Coal was the first commodity to be discovered and mined in Australia.
Now, we are the world’s largest coal exporter, with 78% of the coal we mine sent to over 30 countries. Coal is Australia’s second largest export after iron ore and Australia is the world's largest exporter of coal.
The two broad types of coal, brown and black, are both found in Australia. They have different chemical and physical properties. Brown coal (lignite), mined in the Victoria’s Latrobe Valley, is the lowest quality of coal, and is not exported. With a high moisture content and lower energy content than black coal, it is used primarily for power generation. Black coal, which comes predominantly from New South Wales and Queensland, and is exported, has a lower moisture content than brown and higher energy content, making it more useful and valuable as a fuel.

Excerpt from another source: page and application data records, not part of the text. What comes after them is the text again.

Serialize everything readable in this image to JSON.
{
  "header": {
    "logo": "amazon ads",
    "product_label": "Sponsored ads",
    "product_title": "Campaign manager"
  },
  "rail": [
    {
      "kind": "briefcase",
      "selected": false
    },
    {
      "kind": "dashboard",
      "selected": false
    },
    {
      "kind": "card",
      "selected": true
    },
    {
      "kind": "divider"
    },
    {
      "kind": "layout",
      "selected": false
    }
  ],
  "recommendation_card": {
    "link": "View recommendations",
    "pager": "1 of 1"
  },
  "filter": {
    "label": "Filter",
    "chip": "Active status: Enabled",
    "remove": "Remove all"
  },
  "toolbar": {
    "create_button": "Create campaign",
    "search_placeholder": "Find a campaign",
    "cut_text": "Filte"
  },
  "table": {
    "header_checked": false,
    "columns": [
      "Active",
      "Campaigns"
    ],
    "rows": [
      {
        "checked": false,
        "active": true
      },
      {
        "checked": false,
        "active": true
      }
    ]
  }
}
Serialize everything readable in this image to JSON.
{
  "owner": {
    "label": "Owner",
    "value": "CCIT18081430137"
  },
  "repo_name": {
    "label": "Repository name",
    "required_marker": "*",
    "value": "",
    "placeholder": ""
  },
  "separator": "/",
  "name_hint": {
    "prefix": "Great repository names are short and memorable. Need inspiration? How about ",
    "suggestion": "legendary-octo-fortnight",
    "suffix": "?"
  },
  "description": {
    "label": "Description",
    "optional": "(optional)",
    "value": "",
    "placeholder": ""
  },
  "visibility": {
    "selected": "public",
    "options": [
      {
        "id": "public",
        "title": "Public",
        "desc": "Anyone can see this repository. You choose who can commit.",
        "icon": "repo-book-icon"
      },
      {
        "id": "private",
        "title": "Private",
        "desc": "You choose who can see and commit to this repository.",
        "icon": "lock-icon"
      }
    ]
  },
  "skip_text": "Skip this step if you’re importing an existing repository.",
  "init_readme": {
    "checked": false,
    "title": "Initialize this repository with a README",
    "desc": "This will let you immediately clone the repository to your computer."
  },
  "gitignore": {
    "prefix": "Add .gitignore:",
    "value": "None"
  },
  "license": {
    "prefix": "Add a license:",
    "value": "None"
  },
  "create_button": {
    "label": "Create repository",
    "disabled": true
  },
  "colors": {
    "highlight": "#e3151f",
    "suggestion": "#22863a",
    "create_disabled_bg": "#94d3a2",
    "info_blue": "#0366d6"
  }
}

Australia ranks fourth in global black coal production after China (49%), the USA (15%) and India (9%). We export two kinds of black coal: thermal coal which is used for power generation, cement manufacturing and some industrial processes, and metallurgical coal, which is used in the manufacture of iron and steel. Over the past 10 years black coal exports have increased by more than 50%.
The majority of our metallurgical coal is sold to Asia and Europe, where it is used in steel-making. The largest buyers are Japan, India, China and the European Union. Thermal coal exports principally go to Japan, the Republic of Korea and Chinese Taipei for use in power generation.
Japan takes 39.3% of Australia’s black coal exports – the largest share, with a total of 115.3 million tonnes exported last financial year.
China is our second largest market with 42.4 million tonnes in 2009-2010, almost double the previous year.
The Republic of Korea accounts for 40.7 million tonnes, India for 31.92 million tonnes and Taiwan for 26.53 million tonnes, rounding out the top five destinations for coal from Australia.
Together these five countries accounted for 88% of all black coal exports with a further 28 countries taking the remaining 12%.
Demand for coal in China and India is expected to increase dramatically over the next decade in line with these countries’ projected need for coal for energy and manufacturing.
Australia was the only one of the world’s 33 advanced economies to grow in 2009 during the worst global recession since the Great Depression.
The principal reason for this was our continued coal exports. The importance of coal in the economy is also evident in its growing share of Gross Domestic Product.
This share has more than doubled, from 1.7 % in 2006-07 to 3.5 % in 2008-09, making it a significant contributor to the mining sector.